*** Opening Input ***
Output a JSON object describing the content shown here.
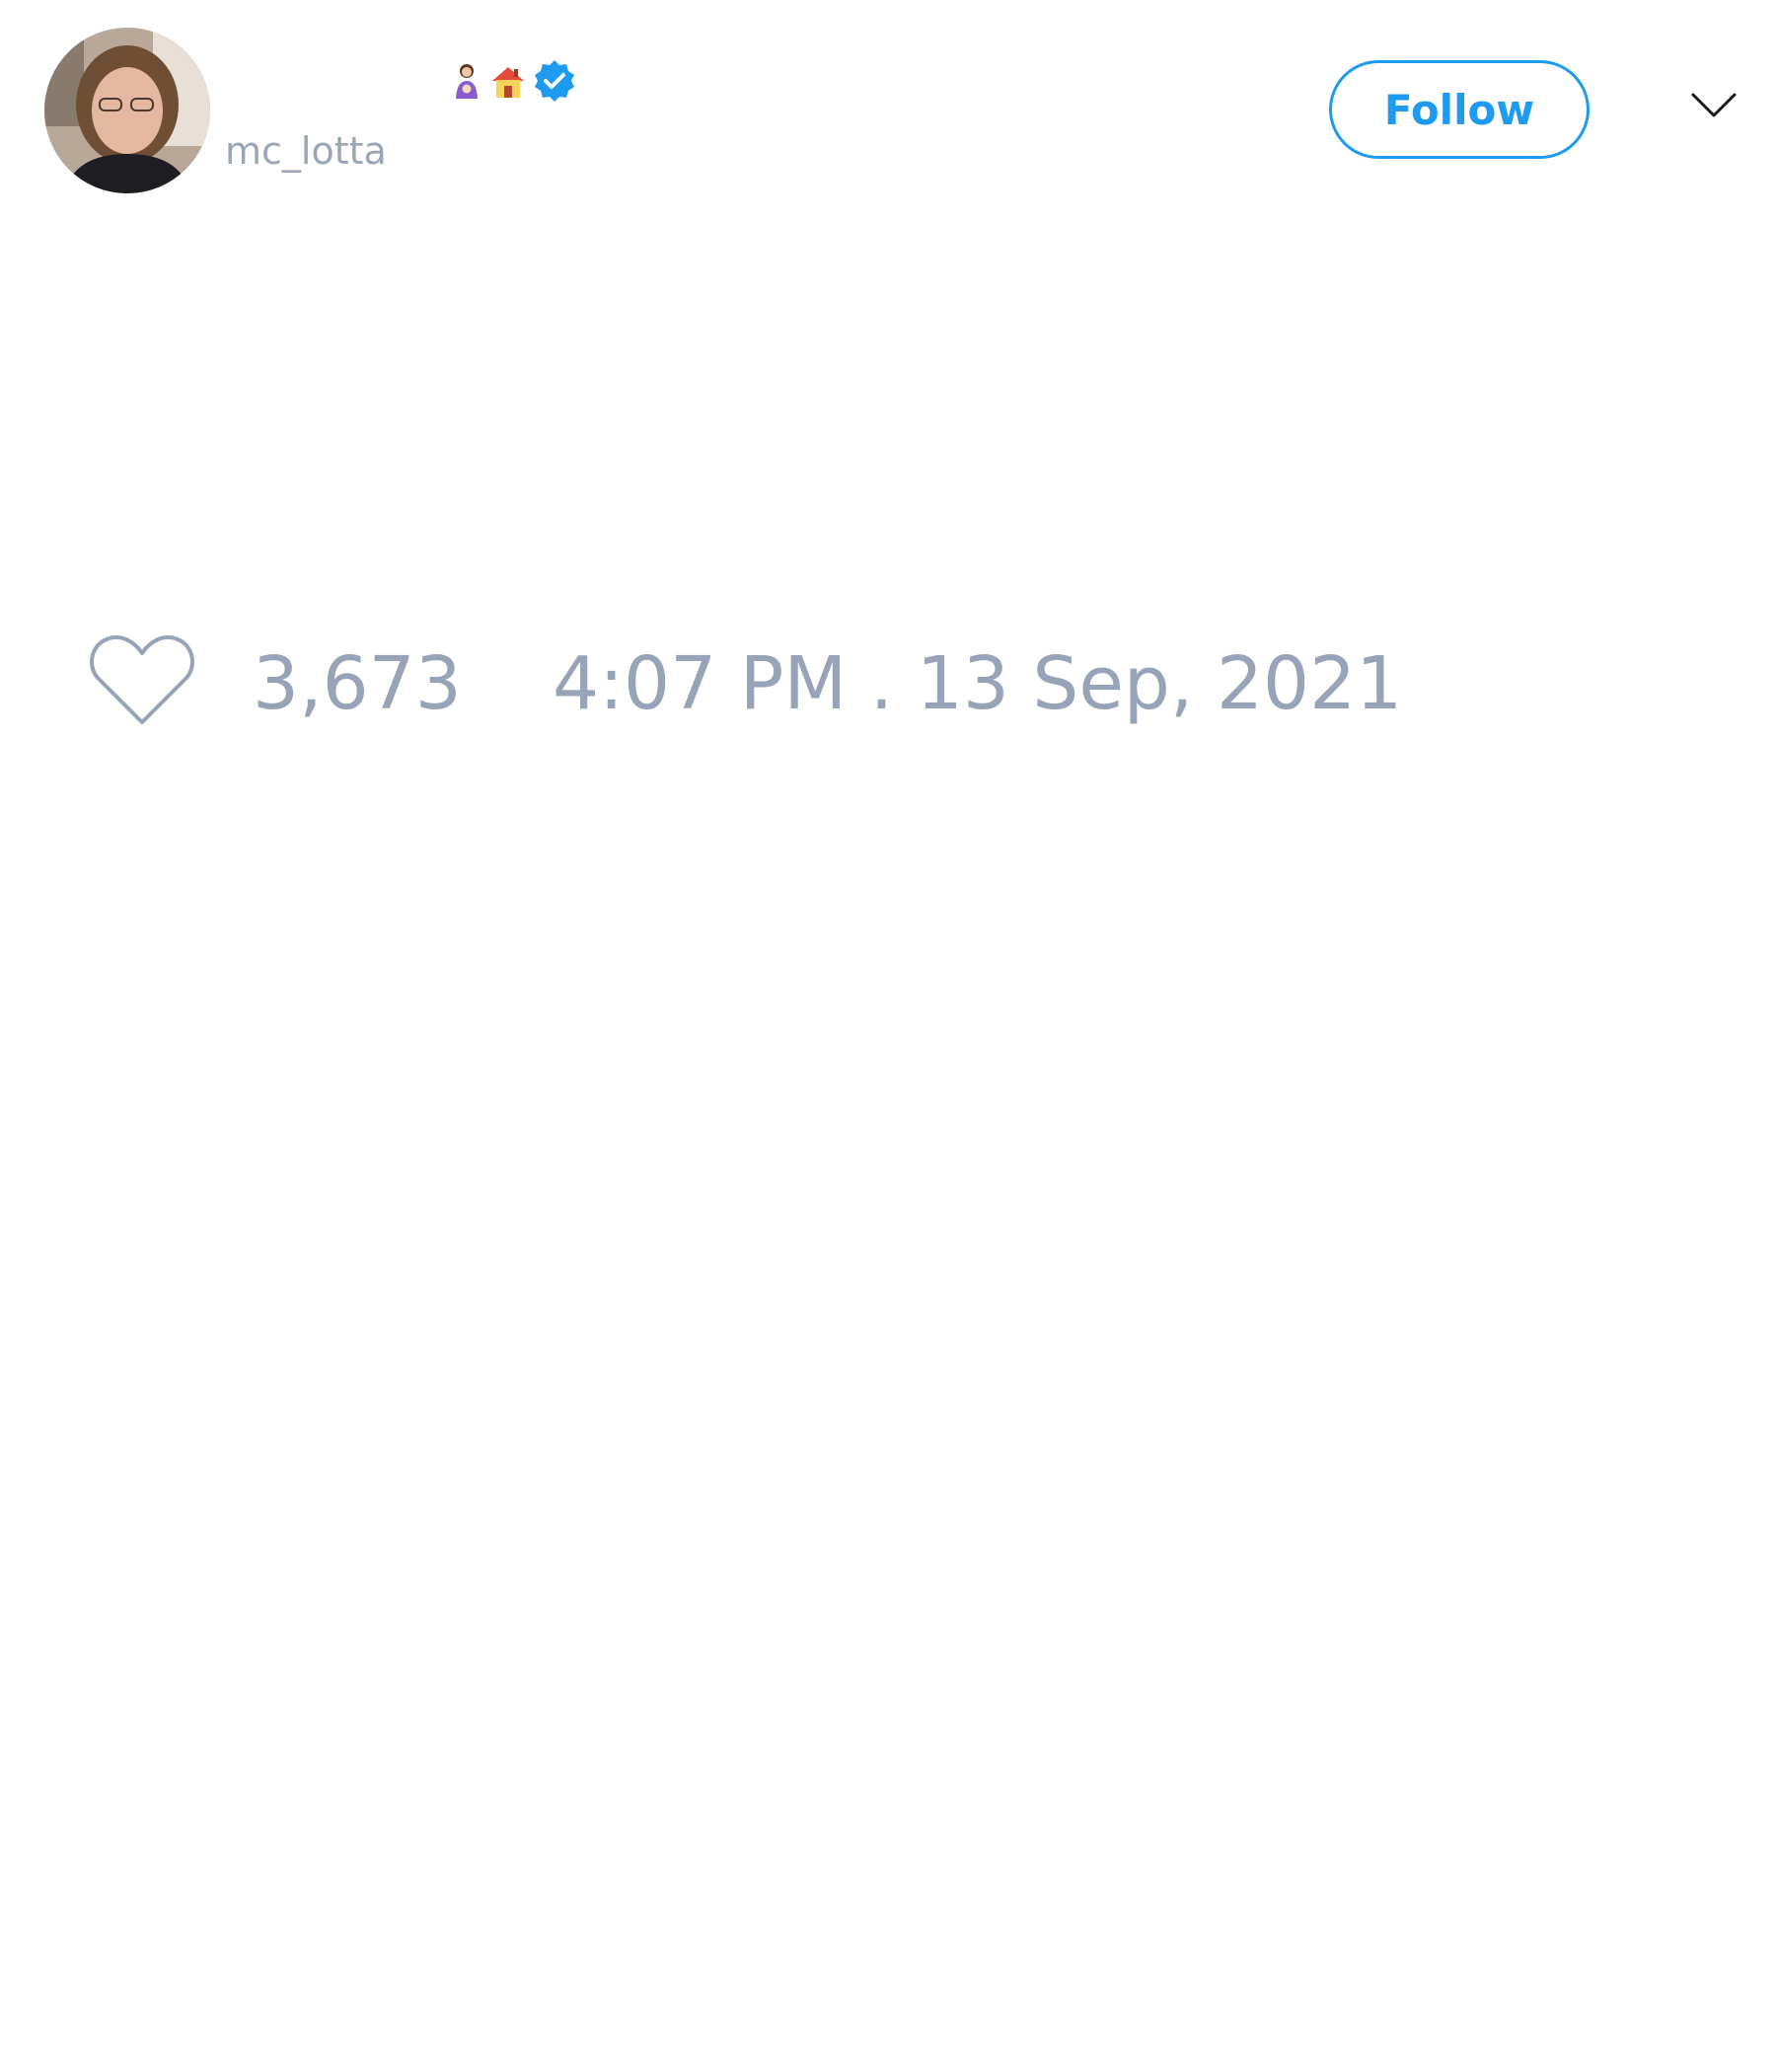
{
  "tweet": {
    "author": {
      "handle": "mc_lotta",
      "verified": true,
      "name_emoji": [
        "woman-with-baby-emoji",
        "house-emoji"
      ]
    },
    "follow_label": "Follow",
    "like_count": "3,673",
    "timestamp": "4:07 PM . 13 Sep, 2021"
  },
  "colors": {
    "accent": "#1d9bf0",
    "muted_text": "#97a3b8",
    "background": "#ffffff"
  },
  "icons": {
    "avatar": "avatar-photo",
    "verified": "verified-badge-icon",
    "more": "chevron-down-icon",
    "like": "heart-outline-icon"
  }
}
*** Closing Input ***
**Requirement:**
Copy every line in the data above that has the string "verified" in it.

**Result of the task:**
      "verified": true,
    "verified": "verified-badge-icon",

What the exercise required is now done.